    Section 3 explores context effects induced by relative thinking in riskless choice. When a person is indifferent between two 2-dimensional alternatives, the addition of a third to the comparison set influences his choices in ways consistent with experimental evidence. For example, our model predicts the “asymmetric dominance” or “attraction effect” proposed by Huber, Payne and Puto

    2The notion of proportional thinking that is inherent in range-based relative thinking is a frequent motivator for the idea that people exhibit diminishing sensitivity to changes the further those changes are from a reference point. Range-based relative thinking is different: In the presence of greater ranges along a dimension, our model says all changes along that dimension loom smaller. When considering possibilities of large-scale decisions, smaller stakes seem like peanuts.


  • (1982): Adding a more extreme, inferior option to the choice set leads the person to prefer the closer of the two superior options. This is because the addition expands the range of the closer option’s disadvantageous dimension by more than it expands the range of its advantageous dimen- sion. Section 3 also characterizes limits of context effects based on bounds placed on the weighting function. Some inferior options, even if undominated, can never be “normed” into selection.

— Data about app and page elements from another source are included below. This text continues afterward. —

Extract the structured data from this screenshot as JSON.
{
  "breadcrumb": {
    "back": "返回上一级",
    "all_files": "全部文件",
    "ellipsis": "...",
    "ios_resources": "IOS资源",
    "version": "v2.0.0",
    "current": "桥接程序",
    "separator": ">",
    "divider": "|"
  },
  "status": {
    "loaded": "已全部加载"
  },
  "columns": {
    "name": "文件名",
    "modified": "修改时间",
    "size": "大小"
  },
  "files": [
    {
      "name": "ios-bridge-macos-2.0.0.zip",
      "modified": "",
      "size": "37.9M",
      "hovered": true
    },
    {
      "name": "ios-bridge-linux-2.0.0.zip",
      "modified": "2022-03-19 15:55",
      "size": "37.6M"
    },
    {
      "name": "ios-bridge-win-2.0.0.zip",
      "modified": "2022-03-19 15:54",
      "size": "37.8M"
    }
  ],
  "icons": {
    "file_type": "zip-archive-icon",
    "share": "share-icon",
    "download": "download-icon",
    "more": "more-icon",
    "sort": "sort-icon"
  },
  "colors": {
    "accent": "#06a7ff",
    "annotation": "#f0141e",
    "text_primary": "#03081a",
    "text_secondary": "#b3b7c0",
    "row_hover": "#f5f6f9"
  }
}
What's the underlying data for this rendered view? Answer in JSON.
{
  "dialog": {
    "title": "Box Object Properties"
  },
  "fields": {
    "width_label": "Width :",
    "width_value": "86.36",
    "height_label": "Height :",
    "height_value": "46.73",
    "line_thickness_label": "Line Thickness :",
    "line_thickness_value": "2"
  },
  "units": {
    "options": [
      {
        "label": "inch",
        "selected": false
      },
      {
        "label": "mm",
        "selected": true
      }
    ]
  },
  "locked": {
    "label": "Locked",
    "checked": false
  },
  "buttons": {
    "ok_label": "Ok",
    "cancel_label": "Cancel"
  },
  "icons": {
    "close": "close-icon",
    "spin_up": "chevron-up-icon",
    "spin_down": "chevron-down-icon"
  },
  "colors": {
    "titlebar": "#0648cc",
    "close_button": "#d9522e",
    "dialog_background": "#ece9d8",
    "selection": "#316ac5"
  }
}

    Section 4 presents our full model that includes choice under uncertainty. The key to the way we treat uncertainty in our model is that it is not only the range of expected values across lotteries that matters, but also the range of outcomes in the support of given lotteries. Roughly, we summarize each lottery’s marginal distribution over uk(ck) in terms of its mean plus or minus a measure of its variation. We then take the range